_ASSIGNMENT_
The data that follows should be copied out exactly.

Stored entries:
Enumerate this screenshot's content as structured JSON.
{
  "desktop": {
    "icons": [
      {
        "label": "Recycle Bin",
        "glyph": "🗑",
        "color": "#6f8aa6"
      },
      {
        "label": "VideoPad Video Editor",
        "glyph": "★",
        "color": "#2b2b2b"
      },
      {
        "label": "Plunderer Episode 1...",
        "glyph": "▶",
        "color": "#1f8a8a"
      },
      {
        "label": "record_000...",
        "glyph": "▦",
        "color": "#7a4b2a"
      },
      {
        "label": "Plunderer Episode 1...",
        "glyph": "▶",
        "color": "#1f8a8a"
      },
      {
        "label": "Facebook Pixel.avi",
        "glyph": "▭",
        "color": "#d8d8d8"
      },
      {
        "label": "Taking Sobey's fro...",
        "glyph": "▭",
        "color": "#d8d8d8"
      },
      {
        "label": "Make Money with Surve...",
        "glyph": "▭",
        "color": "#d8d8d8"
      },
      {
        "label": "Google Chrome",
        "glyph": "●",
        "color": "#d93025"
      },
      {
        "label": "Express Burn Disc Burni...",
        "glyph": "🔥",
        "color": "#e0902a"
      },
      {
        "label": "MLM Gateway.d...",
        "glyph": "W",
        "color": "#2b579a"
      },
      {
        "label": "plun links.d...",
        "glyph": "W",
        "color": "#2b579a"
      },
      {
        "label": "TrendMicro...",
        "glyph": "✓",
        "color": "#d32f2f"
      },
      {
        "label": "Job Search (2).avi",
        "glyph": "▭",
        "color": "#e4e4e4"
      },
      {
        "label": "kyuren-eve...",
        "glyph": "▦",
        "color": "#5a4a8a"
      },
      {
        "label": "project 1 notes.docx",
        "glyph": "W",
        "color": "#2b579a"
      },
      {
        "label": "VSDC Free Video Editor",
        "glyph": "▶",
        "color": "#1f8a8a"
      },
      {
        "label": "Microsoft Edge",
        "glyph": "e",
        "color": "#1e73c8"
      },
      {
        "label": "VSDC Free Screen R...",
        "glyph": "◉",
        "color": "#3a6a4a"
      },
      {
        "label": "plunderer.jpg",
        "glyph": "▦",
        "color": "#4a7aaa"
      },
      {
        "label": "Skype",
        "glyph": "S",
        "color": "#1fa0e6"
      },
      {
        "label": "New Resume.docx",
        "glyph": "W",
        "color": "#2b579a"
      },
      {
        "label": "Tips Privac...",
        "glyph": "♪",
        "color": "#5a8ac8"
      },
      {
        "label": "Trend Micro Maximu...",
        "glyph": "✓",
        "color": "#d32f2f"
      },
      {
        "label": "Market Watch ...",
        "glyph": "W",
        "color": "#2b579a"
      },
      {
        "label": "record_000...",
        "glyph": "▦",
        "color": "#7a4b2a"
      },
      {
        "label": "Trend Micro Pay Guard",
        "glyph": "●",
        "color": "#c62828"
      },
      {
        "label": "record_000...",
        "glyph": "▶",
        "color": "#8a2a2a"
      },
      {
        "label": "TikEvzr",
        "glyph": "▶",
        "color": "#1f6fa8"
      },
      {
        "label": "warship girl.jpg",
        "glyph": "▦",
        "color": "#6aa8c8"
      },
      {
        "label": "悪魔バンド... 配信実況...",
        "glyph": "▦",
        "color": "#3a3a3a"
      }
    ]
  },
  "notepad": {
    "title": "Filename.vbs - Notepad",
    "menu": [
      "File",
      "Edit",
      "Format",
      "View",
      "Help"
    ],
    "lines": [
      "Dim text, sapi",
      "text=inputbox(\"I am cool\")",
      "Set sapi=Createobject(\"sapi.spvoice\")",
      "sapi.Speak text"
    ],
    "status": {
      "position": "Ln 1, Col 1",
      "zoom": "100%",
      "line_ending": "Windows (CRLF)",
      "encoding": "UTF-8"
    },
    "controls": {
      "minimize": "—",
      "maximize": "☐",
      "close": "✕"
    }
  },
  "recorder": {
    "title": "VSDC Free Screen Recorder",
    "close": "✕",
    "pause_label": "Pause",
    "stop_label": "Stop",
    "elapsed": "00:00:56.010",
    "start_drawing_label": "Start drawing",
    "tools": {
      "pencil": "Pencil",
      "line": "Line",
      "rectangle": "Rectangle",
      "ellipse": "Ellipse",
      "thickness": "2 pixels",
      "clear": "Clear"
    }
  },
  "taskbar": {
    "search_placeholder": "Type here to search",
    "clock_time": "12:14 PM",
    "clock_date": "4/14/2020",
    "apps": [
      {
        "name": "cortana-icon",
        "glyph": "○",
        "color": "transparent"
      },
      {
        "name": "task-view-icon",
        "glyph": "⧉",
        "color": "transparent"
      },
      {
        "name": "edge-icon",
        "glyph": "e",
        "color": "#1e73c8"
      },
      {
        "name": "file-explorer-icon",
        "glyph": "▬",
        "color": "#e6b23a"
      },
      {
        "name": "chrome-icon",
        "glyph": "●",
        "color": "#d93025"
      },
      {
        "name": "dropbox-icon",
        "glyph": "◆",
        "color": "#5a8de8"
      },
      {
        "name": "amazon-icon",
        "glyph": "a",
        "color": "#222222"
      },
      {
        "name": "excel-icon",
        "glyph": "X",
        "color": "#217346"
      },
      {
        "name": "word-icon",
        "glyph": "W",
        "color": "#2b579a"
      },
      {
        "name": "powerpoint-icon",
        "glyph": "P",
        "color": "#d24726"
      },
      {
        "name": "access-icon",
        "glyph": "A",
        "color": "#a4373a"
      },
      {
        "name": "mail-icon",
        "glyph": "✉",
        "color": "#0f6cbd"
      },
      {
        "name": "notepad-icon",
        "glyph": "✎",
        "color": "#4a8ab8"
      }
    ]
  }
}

_REPLY TO THE EXERCISE_
Enumerate this screenshot's content as structured JSON.
{
  "desktop": {
    "icons": [
      {
        "label": "Recycle Bin",
        "glyph": "🗑",
        "color": "#6f8aa6"
      },
      {
        "label": "VideoPad Video Editor",
        "glyph": "★",
        "color": "#2b2b2b"
      },
      {
        "label": "Plunderer Episode 1...",
        "glyph": "▶",
        "color": "#1f8a8a"
      },
      {
        "label": "record_000...",
        "glyph": "▦",
        "color": "#7a4b2a"
      },
      {
        "label": "Plunderer Episode 1...",
        "glyph": "▶",
        "color": "#1f8a8a"
      },
      {
        "label": "Facebook Pixel.avi",
        "glyph": "▭",
        "color": "#d8d8d8"
      },
      {
        "label": "Taking Sobey's fro...",
        "glyph": "▭",
        "color": "#d8d8d8"
      },
      {
        "label": "Make Money with Surve...",
        "glyph": "▭",
        "color": "#d8d8d8"
      },
      {
        "label": "Google Chrome",
        "glyph": "●",
        "color": "#d93025"
      },
      {
        "label": "Express Burn Disc Burni...",
        "glyph": "🔥",
        "color": "#e0902a"
      },
      {
        "label": "MLM Gateway.d...",
        "glyph": "W",
        "color": "#2b579a"
      },
      {
        "label": "plun links.d...",
        "glyph": "W",
        "color": "#2b579a"
      },
      {
        "label": "TrendMicro...",
        "glyph": "✓",
        "color": "#d32f2f"
      },
      {
        "label": "Job Search (2).avi",
        "glyph": "▭",
        "color": "#e4e4e4"
      },
      {
        "label": "kyuren-eve...",
        "glyph": "▦",
        "color": "#5a4a8a"
      },
      {
        "label": "project 1 notes.docx",
        "glyph": "W",
        "color": "#2b579a"
      },
      {
        "label": "VSDC Free Video Editor",
        "glyph": "▶",
        "color": "#1f8a8a"
      },
      {
        "label": "Microsoft Edge",
        "glyph": "e",
        "color": "#1e73c8"
      },
      {
        "label": "VSDC Free Screen R...",
        "glyph": "◉",
        "color": "#3a6a4a"
      },
      {
        "label": "plunderer.jpg",
        "glyph": "▦",
        "color": "#4a7aaa"
      },
      {
        "label": "Skype",
        "glyph": "S",
        "color": "#1fa0e6"
      },
      {
        "label": "New Resume.docx",
        "glyph": "W",
        "color": "#2b579a"
      },
      {
        "label": "Tips Privac...",
        "glyph": "♪",
        "color": "#5a8ac8"
      },
      {
        "label": "Trend Micro Maximu...",
        "glyph": "✓",
        "color": "#d32f2f"
      },
      {
        "label": "Market Watch ...",
        "glyph": "W",
        "color": "#2b579a"
      },
      {
        "label": "record_000...",
        "glyph": "▦",
        "color": "#7a4b2a"
      },
      {
        "label": "Trend Micro Pay Guard",
        "glyph": "●",
        "color": "#c62828"
      },
      {
        "label": "record_000...",
        "glyph": "▶",
        "color": "#8a2a2a"
      },
      {
        "label": "TikEvzr",
        "glyph": "▶",
        "color": "#1f6fa8"
      },
      {
        "label": "warship girl.jpg",
        "glyph": "▦",
        "color": "#6aa8c8"
      },
      {
        "label": "悪魔バンド... 配信実況...",
        "glyph": "▦",
        "color": "#3a3a3a"
      }
    ]
  },
  "notepad": {
    "title": "Filename.vbs - Notepad",
    "menu": [
      "File",
      "Edit",
      "Format",
      "View",
      "Help"
    ],
    "lines": [
      "Dim text, sapi",
      "text=inputbox(\"I am cool\")",
      "Set sapi=Createobject(\"sapi.spvoice\")",
      "sapi.Speak text"
    ],
    "status": {
      "position": "Ln 1, Col 1",
      "zoom": "100%",
      "line_ending": "Windows (CRLF)",
      "encoding": "UTF-8"
    },
    "controls": {
      "minimize": "—",
      "maximize": "☐",
      "close": "✕"
    }
  },
  "recorder": {
    "title": "VSDC Free Screen Recorder",
    "close": "✕",
    "pause_label": "Pause",
    "stop_label": "Stop",
    "elapsed": "00:00:56.010",
    "start_drawing_label": "Start drawing",
    "tools": {
      "pencil": "Pencil",
      "line": "Line",
      "rectangle": "Rectangle",
      "ellipse": "Ellipse",
      "thickness": "2 pixels",
      "clear": "Clear"
    }
  },
  "taskbar": {
    "search_placeholder": "Type here to search",
    "clock_time": "12:14 PM",
    "clock_date": "4/14/2020",
    "apps": [
      {
        "name": "cortana-icon",
        "glyph": "○",
        "color": "transparent"
      },
      {
        "name": "task-view-icon",
        "glyph": "⧉",
        "color": "transparent"
      },
      {
        "name": "edge-icon",
        "glyph": "e",
        "color": "#1e73c8"
      },
      {
        "name": "file-explorer-icon",
        "glyph": "▬",
        "color": "#e6b23a"
      },
      {
        "name": "chrome-icon",
        "glyph": "●",
        "color": "#d93025"
      },
      {
        "name": "dropbox-icon",
        "glyph": "◆",
        "color": "#5a8de8"
      },
      {
        "name": "amazon-icon",
        "glyph": "a",
        "color": "#222222"
      },
      {
        "name": "excel-icon",
        "glyph": "X",
        "color": "#217346"
      },
      {
        "name": "word-icon",
        "glyph": "W",
        "color": "#2b579a"
      },
      {
        "name": "powerpoint-icon",
        "glyph": "P",
        "color": "#d24726"
      },
      {
        "name": "access-icon",
        "glyph": "A",
        "color": "#a4373a"
      },
      {
        "name": "mail-icon",
        "glyph": "✉",
        "color": "#0f6cbd"
      },
      {
        "name": "notepad-icon",
        "glyph": "✎",
        "color": "#4a8ab8"
      }
    ]
  }
}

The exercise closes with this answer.